MPA UK Concrete, the group representing the UK concrete industry, has developed a framework to help inform the delivery of an ambitious roadmap for the UK concrete and cement sector to deliver net negative emissions by 2050.In preparing the roadmap, UK Concrete is exploring the use of existing and emerging technologies including energy efficiency, fuel switching, low-carbon cements and concretes, and Carbon Capture, Usage or Storage (CCUS) to deliver the UK Government’s net zero target. To find out more visit https://thisisukconcrete.co.uk/Perspectives/UK-concrete-and-cement-sector-sets-out-roadmap-for.aspx.
Virtually every structure uses concrete for its foundation and strength - from the iconic Shard in London right down to the base of your garden shed! A mixture of cement, aggregates and water (plus additives to enhance performance), concrete is the most commonly used of all man-made materials due to its unparalleled versatility, durability and availability.
Contrary to popular belief, concrete has remarkable whole-life sustainability credentials. It boasts impressive thermal mass properties which in buildings can more than offset the embodied carbon from the manufacture of its cement component. Concrete is also highly resistant to fire and extreme weather conditions. To find out more visit thisisukconcrete.co.uk.

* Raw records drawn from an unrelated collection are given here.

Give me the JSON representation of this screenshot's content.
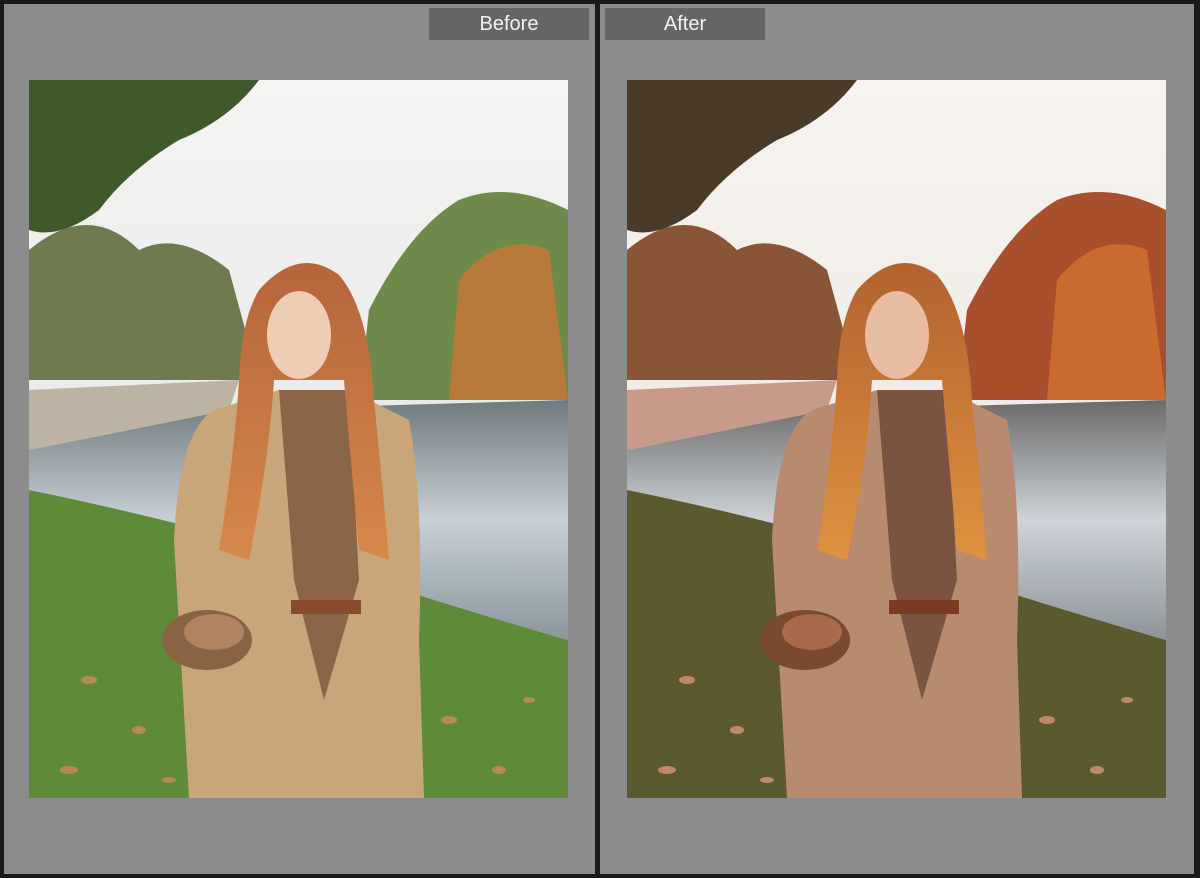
{
  "panels": {
    "before": {
      "label": "Before"
    },
    "after": {
      "label": "After"
    }
  },
  "colors": {
    "background": "#8c8c8c",
    "label_tab": "#666666",
    "label_text": "#f2f2f2",
    "divider": "#1a1a1a"
  }
}
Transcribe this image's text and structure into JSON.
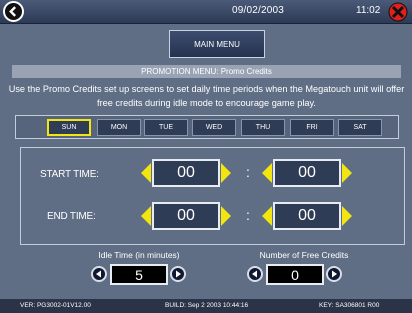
{
  "topbar": {
    "date": "09/02/2003",
    "time": "11:02",
    "back_icon": "back-arrow-icon",
    "close_icon": "close-x-icon"
  },
  "main_menu_label": "MAIN MENU",
  "menu_title": "PROMOTION MENU: Promo Credits",
  "description": "Use the Promo Credits set up screens to set daily time periods when the Megatouch unit will offer free credits during idle mode to encourage game play.",
  "days": [
    "SUN",
    "MON",
    "TUE",
    "WED",
    "THU",
    "FRI",
    "SAT"
  ],
  "selected_day": "SUN",
  "start_time": {
    "label": "START TIME:",
    "hour": "00",
    "minute": "00"
  },
  "end_time": {
    "label": "END TIME:",
    "hour": "00",
    "minute": "00"
  },
  "idle_time": {
    "label": "Idle Time (in minutes)",
    "value": "5"
  },
  "free_credits": {
    "label": "Number of Free Credits",
    "value": "0"
  },
  "footer": {
    "version": "VER:  PG3002-01V12.00",
    "build": "BUILD:  Sep  2 2003  10:44:16",
    "key": "KEY:  SA306801 R00"
  },
  "colors": {
    "accent_yellow": "#f2e510",
    "background": "#5f6d85",
    "close_red": "#e0201b"
  }
}
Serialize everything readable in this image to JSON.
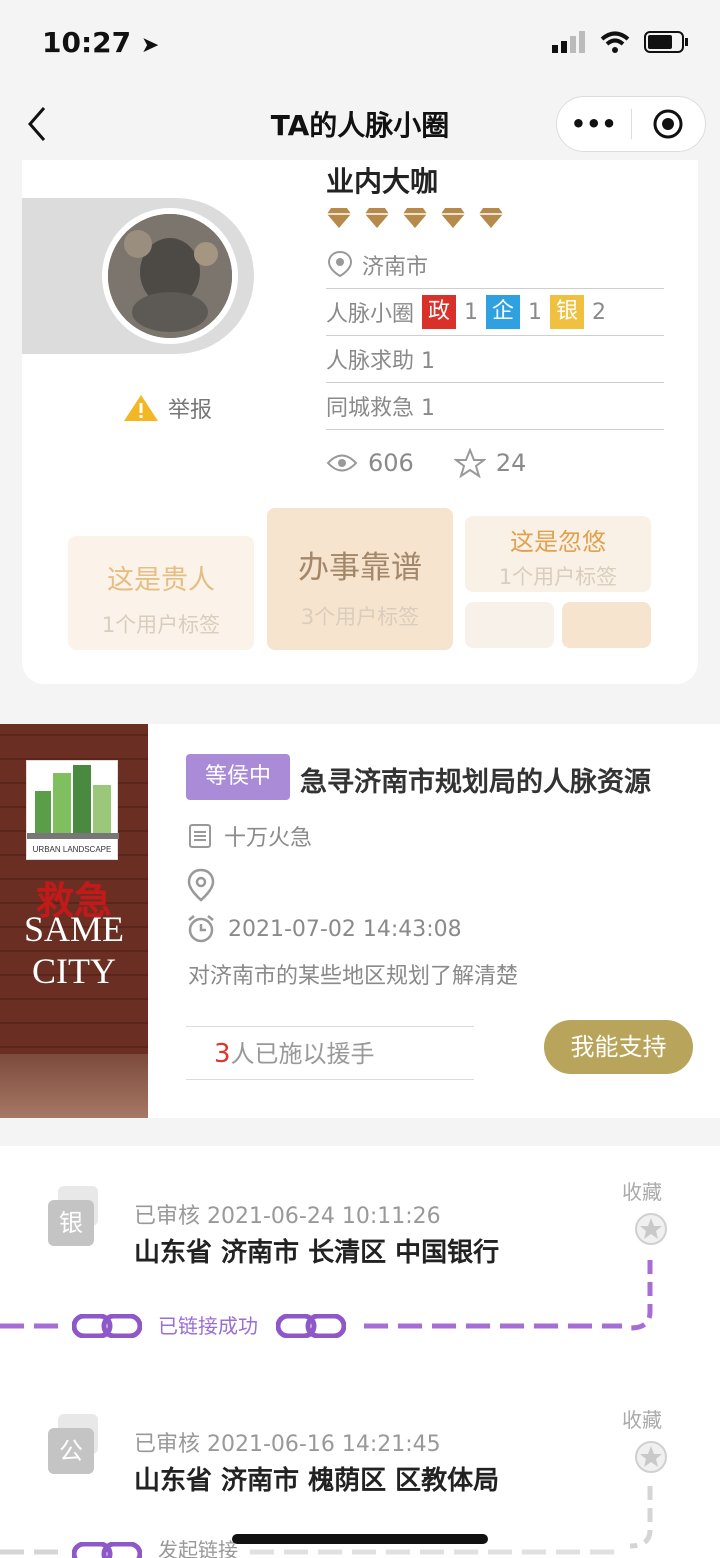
{
  "status_bar": {
    "time": "10:27"
  },
  "nav": {
    "title": "TA的人脉小圈",
    "more": "•••"
  },
  "profile": {
    "level_title": "业内大咖",
    "location": "济南市",
    "report_label": "举报",
    "circle_label": "人脉小圈",
    "circle_tags": [
      {
        "label": "政",
        "count": "1",
        "color": "#d9302a"
      },
      {
        "label": "企",
        "count": "1",
        "color": "#2fa0e0"
      },
      {
        "label": "银",
        "count": "2",
        "color": "#f0c040"
      }
    ],
    "help_row": "人脉求助 1",
    "emergency_row": "同城救急 1",
    "views": "606",
    "stars": "24",
    "tags": [
      {
        "title": "这是贵人",
        "sub": "1个用户标签"
      },
      {
        "title": "办事靠谱",
        "sub": "3个用户标签"
      },
      {
        "title": "这是忽悠",
        "sub": "1个用户标签"
      }
    ]
  },
  "help": {
    "poster_cn": "救急",
    "poster_en_1": "SAME",
    "poster_en_2": "CITY",
    "poster_logo": "URBAN LANDSCAPE",
    "status": "等侯中",
    "title": "急寻济南市规划局的人脉资源",
    "urgency": "十万火急",
    "time": "2021-07-02 14:43:08",
    "desc": "对济南市的某些地区规划了解清楚",
    "helpers_count": "3",
    "helpers_text": "人已施以援手",
    "support_button": "我能支持"
  },
  "links": [
    {
      "icon": "银",
      "meta": "已审核 2021-06-24 10:11:26",
      "addr": "山东省 济南市 长清区 中国银行",
      "fav": "收藏",
      "status": "已链接成功"
    },
    {
      "icon": "公",
      "meta": "已审核 2021-06-16 14:21:45",
      "addr": "山东省 济南市 槐荫区 区教体局",
      "fav": "收藏",
      "status": "发起链接"
    }
  ]
}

There are two basic types of concrete:
Ready-mixed concrete: delivered to construction sites in a concrete mixer and poured into place. Commonly used for foundations and floors, columns and walls of larger buildings. Visit www.brmca.org.uk.
Precast concrete: mixed and cast in moulds in a factory, then delivered to site once set. Includes building blocks, roof tiles, paving, kerbs, pipes, bridge and tunnel sections. Visit www.britishprecast.org.
Over 1,000 concrete plants meet an annual demand of 20 million cubic metres of concrete each year in Britain. Made from almost entirely indigenous raw materials, concrete is 100% recyclable as it can be crushed to produce a recycled aggregate at the end of its use in structures.
Alongside the higher-volume mineral products, there is also a range of other essential primary mineral resources and products manufactured by MPA members which have important specialist applications in construction and other industries.
Agricultural lime is the main contributor to improving soil to help ensure healthy crops.
For more information visit the agricultural lime page or the Agricultural Lime Association website.
Dimension stone is key to maintaining unique local character and heritage in buildings.
For more information visit the dimension stone page.
Ground Granulated Blast-furnace Slag, a cementitious material whose main use is in concrete and is a by-product from the blast-furnaces used to make iron.
For more information visit the ground granulated blast-furnace slag page.
Industrial lime is used in the making of glass, steel, chemicals, foods, medicines and water.
For more information visit the industrial lime page, or the British Lime Association website.
Mortar is the 'glue' that bonds bricks and blocks together in almost all buildings.
For more information visit the mortar page, or the MPA Mortar website.
Silica sand has a critical role to play in the manufacture of glass, paints and plastics.
Download the Silica Sand Mineral Planning Factsheet.
For more information visit the silica sand page, or the Silica and Moulding Sands Association website.
China Clay or Kaolin has a wide range of industrial markets including ceramics, paper and specialist applications such as fillers for pharmaceuticals, paints, adhesives and animal feeds.
Ball clays, also known as plastic clays, are used principally in the ceramics industry for industrial applications, including sanitaryware, tile manufacture and tableware.
For more information visit the industrial clays page.
The Mineral Products Association (MPA) is the trade association for the aggregates, asphalt, cement, concrete, dimension stone, lime, mortar and silica sand industries.